▶ **TO DO**
Every line that contains the word "không" is to be copied from the listing.

▶ **AVAILABLE DATA**
Segment Open
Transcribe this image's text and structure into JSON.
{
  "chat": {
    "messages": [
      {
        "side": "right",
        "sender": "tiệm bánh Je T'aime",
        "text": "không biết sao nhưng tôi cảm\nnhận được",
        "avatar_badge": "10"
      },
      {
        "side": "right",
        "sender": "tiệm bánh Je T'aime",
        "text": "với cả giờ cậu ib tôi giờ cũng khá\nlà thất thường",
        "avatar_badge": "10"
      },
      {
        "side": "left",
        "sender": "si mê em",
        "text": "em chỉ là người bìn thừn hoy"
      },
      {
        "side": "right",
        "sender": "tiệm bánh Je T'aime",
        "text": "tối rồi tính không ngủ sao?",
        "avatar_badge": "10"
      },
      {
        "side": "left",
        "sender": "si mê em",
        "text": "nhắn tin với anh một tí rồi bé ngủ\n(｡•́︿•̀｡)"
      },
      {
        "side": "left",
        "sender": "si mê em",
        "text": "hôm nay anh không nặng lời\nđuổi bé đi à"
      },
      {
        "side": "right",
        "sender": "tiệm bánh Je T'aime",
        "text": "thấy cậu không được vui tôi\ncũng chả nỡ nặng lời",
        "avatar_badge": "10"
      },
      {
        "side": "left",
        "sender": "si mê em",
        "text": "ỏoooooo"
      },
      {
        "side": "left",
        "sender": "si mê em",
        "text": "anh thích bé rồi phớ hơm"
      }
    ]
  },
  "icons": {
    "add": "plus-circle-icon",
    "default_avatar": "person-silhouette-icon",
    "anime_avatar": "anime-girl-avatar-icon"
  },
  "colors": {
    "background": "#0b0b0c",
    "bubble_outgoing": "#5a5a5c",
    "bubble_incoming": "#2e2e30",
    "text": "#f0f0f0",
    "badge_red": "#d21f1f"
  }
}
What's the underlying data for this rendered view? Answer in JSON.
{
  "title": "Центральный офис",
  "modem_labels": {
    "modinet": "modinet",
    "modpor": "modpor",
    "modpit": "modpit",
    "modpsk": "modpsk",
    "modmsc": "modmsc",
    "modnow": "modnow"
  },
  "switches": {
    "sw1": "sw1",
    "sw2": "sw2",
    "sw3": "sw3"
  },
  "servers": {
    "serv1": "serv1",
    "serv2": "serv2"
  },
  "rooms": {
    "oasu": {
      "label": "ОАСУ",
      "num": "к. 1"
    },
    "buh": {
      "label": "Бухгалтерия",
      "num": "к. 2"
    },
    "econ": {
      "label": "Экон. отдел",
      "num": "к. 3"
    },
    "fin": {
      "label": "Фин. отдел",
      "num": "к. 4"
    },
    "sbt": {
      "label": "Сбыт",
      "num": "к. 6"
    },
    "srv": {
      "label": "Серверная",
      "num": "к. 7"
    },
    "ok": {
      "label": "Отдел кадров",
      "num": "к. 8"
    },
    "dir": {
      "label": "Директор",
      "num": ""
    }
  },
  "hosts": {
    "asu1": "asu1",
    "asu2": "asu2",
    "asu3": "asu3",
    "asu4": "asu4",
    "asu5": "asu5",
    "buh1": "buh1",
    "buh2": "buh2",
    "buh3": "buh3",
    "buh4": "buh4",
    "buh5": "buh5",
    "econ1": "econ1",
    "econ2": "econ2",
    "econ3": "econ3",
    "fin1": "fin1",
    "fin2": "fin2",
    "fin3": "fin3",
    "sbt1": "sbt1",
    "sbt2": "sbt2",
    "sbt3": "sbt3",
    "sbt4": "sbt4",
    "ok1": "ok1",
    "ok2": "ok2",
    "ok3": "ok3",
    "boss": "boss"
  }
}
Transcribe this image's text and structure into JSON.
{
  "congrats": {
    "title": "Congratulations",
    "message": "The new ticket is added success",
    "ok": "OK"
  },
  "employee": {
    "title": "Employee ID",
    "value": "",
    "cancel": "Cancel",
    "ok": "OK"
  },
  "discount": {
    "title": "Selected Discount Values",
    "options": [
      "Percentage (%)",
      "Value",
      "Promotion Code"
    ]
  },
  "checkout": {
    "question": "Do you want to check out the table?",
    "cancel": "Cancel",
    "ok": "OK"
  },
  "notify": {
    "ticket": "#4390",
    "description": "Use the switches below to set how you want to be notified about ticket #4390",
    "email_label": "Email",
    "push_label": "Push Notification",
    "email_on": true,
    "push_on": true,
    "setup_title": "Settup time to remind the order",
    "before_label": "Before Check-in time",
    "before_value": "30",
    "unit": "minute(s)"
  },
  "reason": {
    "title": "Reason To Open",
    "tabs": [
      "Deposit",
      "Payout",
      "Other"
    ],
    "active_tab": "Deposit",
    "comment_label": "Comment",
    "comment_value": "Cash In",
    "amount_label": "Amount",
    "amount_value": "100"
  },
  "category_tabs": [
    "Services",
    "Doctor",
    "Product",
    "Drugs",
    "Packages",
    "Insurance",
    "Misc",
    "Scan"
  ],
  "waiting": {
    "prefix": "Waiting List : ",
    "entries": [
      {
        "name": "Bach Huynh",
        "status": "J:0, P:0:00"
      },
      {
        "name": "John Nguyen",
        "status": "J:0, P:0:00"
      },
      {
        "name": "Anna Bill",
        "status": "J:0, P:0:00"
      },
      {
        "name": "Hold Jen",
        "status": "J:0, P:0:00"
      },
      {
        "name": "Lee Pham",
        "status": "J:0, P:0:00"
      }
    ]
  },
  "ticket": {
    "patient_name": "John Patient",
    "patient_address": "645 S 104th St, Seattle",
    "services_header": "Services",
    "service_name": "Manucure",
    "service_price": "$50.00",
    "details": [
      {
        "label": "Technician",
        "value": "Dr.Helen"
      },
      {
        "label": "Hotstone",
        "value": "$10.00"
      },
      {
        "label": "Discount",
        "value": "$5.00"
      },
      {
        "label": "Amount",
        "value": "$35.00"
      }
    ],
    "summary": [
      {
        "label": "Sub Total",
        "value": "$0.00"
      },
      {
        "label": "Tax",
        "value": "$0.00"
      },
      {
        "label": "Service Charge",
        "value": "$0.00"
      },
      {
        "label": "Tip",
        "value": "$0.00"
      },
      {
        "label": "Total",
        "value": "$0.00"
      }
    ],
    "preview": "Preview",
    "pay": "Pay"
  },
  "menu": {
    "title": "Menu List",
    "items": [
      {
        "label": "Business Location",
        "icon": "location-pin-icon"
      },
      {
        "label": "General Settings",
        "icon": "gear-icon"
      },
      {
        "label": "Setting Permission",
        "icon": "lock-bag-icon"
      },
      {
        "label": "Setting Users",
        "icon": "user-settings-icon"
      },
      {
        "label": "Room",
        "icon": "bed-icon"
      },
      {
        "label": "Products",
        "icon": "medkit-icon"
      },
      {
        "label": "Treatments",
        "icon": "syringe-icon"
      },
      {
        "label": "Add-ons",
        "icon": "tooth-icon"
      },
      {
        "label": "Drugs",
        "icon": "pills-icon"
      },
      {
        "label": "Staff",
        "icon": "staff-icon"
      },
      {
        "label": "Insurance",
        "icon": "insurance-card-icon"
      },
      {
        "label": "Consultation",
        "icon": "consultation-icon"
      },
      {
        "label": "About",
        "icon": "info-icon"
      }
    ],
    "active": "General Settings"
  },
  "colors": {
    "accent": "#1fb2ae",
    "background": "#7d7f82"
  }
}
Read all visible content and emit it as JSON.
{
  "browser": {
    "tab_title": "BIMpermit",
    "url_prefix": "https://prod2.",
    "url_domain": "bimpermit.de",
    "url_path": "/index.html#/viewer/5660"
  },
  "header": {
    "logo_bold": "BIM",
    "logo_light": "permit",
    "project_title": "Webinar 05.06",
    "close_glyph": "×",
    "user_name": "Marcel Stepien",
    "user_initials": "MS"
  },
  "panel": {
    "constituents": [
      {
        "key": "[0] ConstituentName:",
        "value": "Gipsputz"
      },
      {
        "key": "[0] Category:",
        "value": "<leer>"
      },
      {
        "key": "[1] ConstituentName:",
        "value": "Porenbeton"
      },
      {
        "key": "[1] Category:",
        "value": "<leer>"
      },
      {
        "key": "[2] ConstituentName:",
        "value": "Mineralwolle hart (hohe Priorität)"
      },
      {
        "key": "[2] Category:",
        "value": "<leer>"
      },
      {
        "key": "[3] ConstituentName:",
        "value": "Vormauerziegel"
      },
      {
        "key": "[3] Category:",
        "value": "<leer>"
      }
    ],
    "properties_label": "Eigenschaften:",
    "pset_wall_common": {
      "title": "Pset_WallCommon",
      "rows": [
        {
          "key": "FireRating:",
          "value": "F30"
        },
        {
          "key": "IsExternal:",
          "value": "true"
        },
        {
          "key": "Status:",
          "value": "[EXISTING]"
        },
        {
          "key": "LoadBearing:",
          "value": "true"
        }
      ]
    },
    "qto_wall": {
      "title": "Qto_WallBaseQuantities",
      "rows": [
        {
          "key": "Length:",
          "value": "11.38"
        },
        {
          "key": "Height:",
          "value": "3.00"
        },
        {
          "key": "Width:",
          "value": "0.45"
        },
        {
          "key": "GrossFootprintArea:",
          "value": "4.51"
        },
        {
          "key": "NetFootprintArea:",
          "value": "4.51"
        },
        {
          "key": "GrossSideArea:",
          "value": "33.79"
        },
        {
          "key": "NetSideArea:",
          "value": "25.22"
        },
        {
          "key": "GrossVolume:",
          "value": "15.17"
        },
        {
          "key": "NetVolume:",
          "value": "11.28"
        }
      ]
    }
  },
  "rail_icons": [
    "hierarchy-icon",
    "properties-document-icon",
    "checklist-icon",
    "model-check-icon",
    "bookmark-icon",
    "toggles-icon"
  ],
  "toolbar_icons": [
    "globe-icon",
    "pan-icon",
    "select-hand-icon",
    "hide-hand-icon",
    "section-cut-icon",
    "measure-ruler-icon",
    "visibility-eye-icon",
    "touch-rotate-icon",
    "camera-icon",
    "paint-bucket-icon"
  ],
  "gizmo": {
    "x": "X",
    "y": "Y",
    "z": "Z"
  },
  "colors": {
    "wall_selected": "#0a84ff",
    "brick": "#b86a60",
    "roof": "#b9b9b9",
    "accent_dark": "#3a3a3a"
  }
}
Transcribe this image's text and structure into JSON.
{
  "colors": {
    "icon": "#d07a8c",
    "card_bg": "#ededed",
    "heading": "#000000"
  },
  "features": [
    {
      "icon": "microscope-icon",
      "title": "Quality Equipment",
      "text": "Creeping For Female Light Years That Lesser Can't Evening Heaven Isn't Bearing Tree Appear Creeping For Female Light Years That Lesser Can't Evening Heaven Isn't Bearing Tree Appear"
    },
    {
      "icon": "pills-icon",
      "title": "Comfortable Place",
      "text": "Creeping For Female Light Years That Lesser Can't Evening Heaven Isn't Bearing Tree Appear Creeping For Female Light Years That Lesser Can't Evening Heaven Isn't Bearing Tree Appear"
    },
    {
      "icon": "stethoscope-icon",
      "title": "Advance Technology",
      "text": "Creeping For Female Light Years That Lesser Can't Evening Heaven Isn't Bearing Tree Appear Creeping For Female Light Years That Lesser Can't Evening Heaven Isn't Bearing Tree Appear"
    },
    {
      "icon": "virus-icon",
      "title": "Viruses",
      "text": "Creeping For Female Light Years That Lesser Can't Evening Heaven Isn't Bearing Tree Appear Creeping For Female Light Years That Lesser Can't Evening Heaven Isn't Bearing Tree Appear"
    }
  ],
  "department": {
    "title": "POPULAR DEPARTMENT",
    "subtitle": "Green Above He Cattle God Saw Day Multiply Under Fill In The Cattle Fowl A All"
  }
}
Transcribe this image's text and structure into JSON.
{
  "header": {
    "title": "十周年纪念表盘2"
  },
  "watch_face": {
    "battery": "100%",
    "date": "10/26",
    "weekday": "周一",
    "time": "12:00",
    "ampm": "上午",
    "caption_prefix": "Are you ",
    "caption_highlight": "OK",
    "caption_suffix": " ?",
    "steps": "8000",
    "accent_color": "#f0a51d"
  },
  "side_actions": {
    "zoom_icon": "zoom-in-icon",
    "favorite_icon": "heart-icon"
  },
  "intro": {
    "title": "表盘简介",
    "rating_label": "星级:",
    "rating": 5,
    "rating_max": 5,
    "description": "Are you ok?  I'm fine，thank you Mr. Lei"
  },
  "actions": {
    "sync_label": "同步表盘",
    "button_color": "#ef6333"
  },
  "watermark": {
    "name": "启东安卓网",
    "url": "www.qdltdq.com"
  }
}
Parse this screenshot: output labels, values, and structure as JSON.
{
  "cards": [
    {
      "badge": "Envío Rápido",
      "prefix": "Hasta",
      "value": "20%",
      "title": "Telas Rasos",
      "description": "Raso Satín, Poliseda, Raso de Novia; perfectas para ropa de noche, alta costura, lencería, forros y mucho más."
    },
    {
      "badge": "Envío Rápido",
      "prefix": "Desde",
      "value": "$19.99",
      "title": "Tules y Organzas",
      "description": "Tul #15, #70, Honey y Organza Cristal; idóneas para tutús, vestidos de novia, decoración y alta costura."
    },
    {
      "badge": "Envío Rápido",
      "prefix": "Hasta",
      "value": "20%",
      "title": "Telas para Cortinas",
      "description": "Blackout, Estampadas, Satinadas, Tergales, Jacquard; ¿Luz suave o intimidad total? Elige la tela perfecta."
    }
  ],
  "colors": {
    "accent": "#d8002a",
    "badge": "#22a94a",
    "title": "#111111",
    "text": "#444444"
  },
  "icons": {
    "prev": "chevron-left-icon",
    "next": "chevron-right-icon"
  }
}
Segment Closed
▶ **RESULT OF THIS TASK**
        "text": "không biết sao nhưng tôi cảm\nnhận được",
        "text": "tối rồi tính không ngủ sao?",
        "text": "hôm nay anh không nặng lời\nđuổi bé đi à"
        "text": "thấy cậu không được vui tôi\ncũng chả nỡ nặng lời",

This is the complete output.